Records contained in a dataset
——————————

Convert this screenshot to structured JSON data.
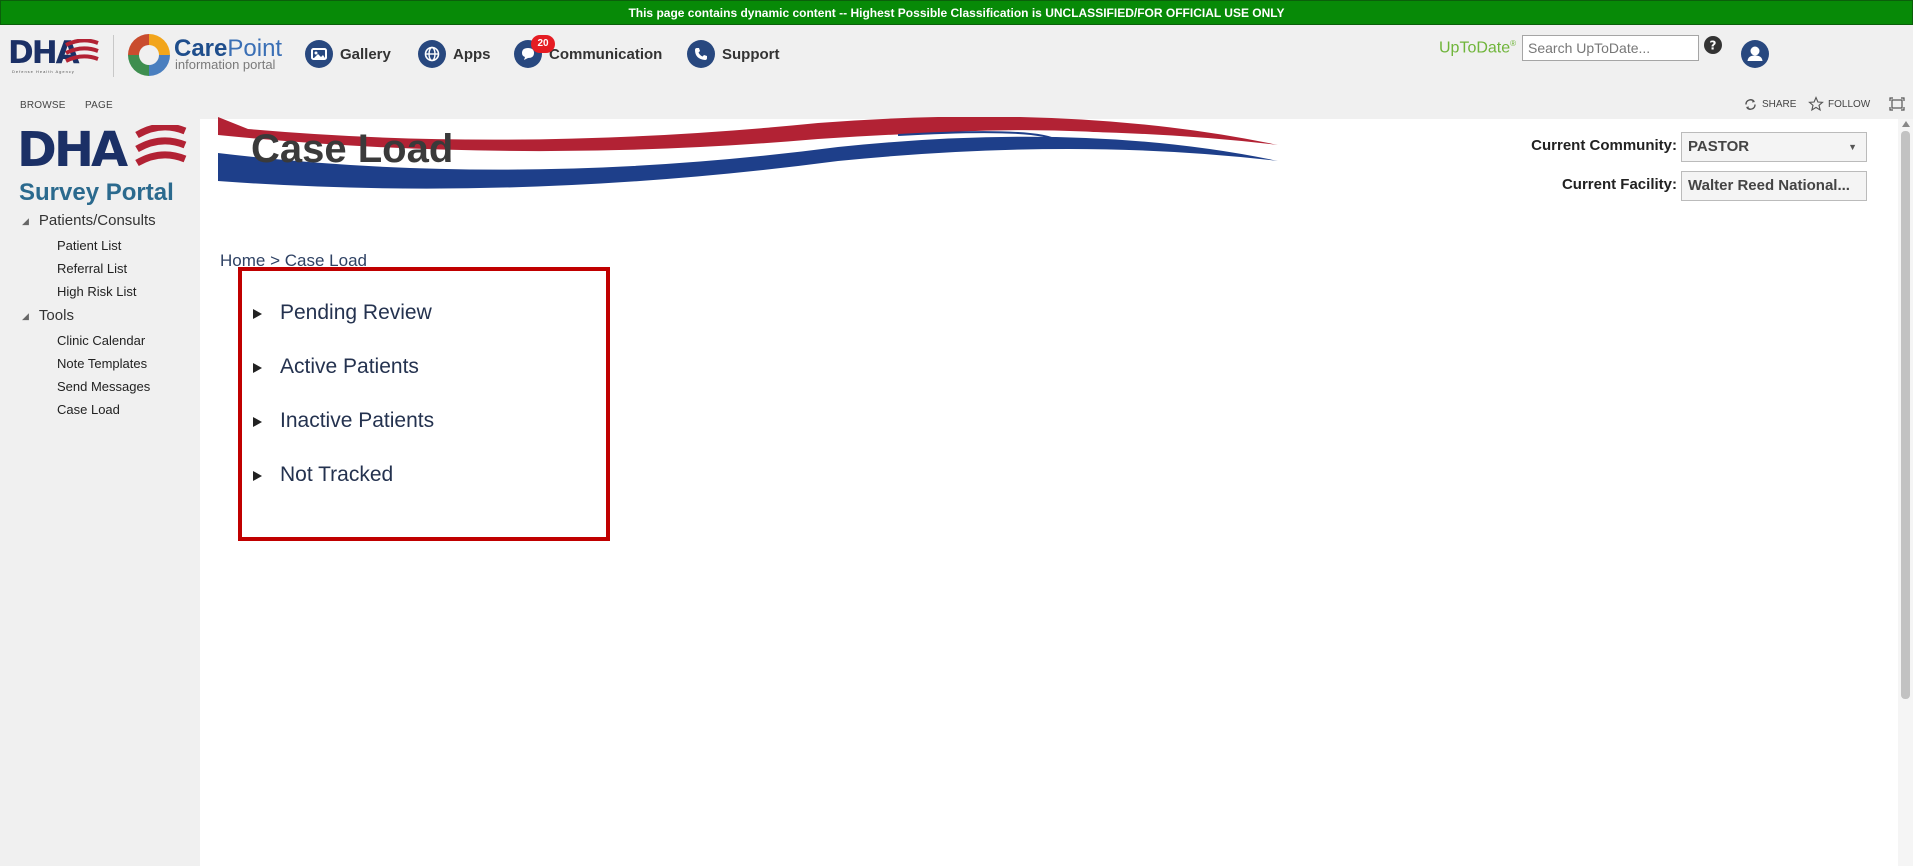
{
  "banner": {
    "text": "This page contains dynamic content -- Highest Possible Classification is UNCLASSIFIED/FOR OFFICIAL USE ONLY"
  },
  "brand": {
    "dha_logo": "DHA",
    "dha_sub": "Defense Health Agency",
    "carepoint_care": "Care",
    "carepoint_point": "Point",
    "carepoint_sub": "information portal"
  },
  "topnav": {
    "items": [
      {
        "label": "Gallery",
        "icon": "gallery-icon"
      },
      {
        "label": "Apps",
        "icon": "globe-icon"
      },
      {
        "label": "Communication",
        "icon": "chat-icon",
        "badge": "20"
      },
      {
        "label": "Support",
        "icon": "phone-icon"
      }
    ],
    "uptodate_label": "UpToDate",
    "uptodate_mark": "®",
    "search_placeholder": "Search UpToDate..."
  },
  "ribbon": {
    "tabs": [
      "BROWSE",
      "PAGE"
    ],
    "share_label": "SHARE",
    "follow_label": "FOLLOW"
  },
  "sidebar": {
    "logo_text": "DHA",
    "portal_name": "Survey Portal",
    "groups": [
      {
        "label": "Patients/Consults",
        "items": [
          "Patient List",
          "Referral List",
          "High Risk List"
        ]
      },
      {
        "label": "Tools",
        "items": [
          "Clinic Calendar",
          "Note Templates",
          "Send Messages",
          "Case Load"
        ]
      }
    ]
  },
  "main": {
    "title": "Case Load",
    "community_label": "Current Community:",
    "community_value": "PASTOR",
    "facility_label": "Current Facility:",
    "facility_value": "Walter Reed National...",
    "breadcrumb": {
      "home": "Home",
      "separator": ">",
      "current": "Case Load"
    },
    "sections": [
      "Pending Review",
      "Active Patients",
      "Inactive Patients",
      "Not Tracked"
    ]
  },
  "colors": {
    "banner_green": "#078a07",
    "nav_icon_blue": "#28487f",
    "highlight_red": "#c00000",
    "uptodate_green": "#6fb53a"
  }
}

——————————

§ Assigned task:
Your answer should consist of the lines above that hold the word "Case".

§ Exercise answer:
          "Case Load"
    "title": "Case Load",
      "current": "Case Load"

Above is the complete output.